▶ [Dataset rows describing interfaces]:

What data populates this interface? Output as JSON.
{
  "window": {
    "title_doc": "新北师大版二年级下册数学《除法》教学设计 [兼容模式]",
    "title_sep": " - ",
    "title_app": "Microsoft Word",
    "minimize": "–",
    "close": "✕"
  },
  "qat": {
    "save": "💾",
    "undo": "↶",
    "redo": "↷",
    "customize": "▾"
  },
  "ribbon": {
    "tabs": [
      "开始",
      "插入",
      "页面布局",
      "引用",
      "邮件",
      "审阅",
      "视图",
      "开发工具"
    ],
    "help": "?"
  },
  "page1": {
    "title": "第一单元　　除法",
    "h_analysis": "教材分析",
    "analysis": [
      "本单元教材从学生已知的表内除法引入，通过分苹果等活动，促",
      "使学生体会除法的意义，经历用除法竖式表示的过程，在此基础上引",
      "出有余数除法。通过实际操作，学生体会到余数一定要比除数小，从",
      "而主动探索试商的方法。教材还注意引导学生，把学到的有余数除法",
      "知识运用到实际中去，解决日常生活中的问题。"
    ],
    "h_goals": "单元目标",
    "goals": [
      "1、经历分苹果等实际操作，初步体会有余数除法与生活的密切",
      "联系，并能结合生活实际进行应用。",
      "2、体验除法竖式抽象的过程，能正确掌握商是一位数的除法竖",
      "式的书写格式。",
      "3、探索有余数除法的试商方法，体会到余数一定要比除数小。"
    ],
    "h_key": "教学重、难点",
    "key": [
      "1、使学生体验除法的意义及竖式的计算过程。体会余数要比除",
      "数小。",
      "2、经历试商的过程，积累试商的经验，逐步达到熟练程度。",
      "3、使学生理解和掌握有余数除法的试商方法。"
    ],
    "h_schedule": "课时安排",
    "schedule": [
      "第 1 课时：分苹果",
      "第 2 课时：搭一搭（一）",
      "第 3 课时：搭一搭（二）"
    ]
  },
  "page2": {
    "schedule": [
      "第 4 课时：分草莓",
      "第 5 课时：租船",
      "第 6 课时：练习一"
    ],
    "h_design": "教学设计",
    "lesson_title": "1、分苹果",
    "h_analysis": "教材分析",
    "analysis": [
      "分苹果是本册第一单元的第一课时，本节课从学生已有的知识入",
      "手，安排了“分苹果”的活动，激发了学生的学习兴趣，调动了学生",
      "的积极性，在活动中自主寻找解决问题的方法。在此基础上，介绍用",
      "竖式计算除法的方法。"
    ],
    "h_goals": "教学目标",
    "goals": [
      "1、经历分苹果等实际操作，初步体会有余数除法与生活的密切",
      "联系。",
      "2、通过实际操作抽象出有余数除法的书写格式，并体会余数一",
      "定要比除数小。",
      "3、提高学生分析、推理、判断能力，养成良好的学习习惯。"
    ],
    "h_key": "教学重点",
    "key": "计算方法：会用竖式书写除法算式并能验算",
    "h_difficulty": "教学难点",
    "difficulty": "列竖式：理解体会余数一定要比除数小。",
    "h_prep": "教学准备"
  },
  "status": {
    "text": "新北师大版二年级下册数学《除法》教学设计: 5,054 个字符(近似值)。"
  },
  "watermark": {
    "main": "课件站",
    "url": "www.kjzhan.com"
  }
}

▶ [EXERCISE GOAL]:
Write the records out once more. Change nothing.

▶ [REPLY]:
What data populates this interface? Output as JSON.
{
  "window": {
    "title_doc": "新北师大版二年级下册数学《除法》教学设计 [兼容模式]",
    "title_sep": " - ",
    "title_app": "Microsoft Word",
    "minimize": "–",
    "close": "✕"
  },
  "qat": {
    "save": "💾",
    "undo": "↶",
    "redo": "↷",
    "customize": "▾"
  },
  "ribbon": {
    "tabs": [
      "开始",
      "插入",
      "页面布局",
      "引用",
      "邮件",
      "审阅",
      "视图",
      "开发工具"
    ],
    "help": "?"
  },
  "page1": {
    "title": "第一单元　　除法",
    "h_analysis": "教材分析",
    "analysis": [
      "本单元教材从学生已知的表内除法引入，通过分苹果等活动，促",
      "使学生体会除法的意义，经历用除法竖式表示的过程，在此基础上引",
      "出有余数除法。通过实际操作，学生体会到余数一定要比除数小，从",
      "而主动探索试商的方法。教材还注意引导学生，把学到的有余数除法",
      "知识运用到实际中去，解决日常生活中的问题。"
    ],
    "h_goals": "单元目标",
    "goals": [
      "1、经历分苹果等实际操作，初步体会有余数除法与生活的密切",
      "联系，并能结合生活实际进行应用。",
      "2、体验除法竖式抽象的过程，能正确掌握商是一位数的除法竖",
      "式的书写格式。",
      "3、探索有余数除法的试商方法，体会到余数一定要比除数小。"
    ],
    "h_key": "教学重、难点",
    "key": [
      "1、使学生体验除法的意义及竖式的计算过程。体会余数要比除",
      "数小。",
      "2、经历试商的过程，积累试商的经验，逐步达到熟练程度。",
      "3、使学生理解和掌握有余数除法的试商方法。"
    ],
    "h_schedule": "课时安排",
    "schedule": [
      "第 1 课时：分苹果",
      "第 2 课时：搭一搭（一）",
      "第 3 课时：搭一搭（二）"
    ]
  },
  "page2": {
    "schedule": [
      "第 4 课时：分草莓",
      "第 5 课时：租船",
      "第 6 课时：练习一"
    ],
    "h_design": "教学设计",
    "lesson_title": "1、分苹果",
    "h_analysis": "教材分析",
    "analysis": [
      "分苹果是本册第一单元的第一课时，本节课从学生已有的知识入",
      "手，安排了“分苹果”的活动，激发了学生的学习兴趣，调动了学生",
      "的积极性，在活动中自主寻找解决问题的方法。在此基础上，介绍用",
      "竖式计算除法的方法。"
    ],
    "h_goals": "教学目标",
    "goals": [
      "1、经历分苹果等实际操作，初步体会有余数除法与生活的密切",
      "联系。",
      "2、通过实际操作抽象出有余数除法的书写格式，并体会余数一",
      "定要比除数小。",
      "3、提高学生分析、推理、判断能力，养成良好的学习习惯。"
    ],
    "h_key": "教学重点",
    "key": "计算方法：会用竖式书写除法算式并能验算",
    "h_difficulty": "教学难点",
    "difficulty": "列竖式：理解体会余数一定要比除数小。",
    "h_prep": "教学准备"
  },
  "status": {
    "text": "新北师大版二年级下册数学《除法》教学设计: 5,054 个字符(近似值)。"
  },
  "watermark": {
    "main": "课件站",
    "url": "www.kjzhan.com"
  }
}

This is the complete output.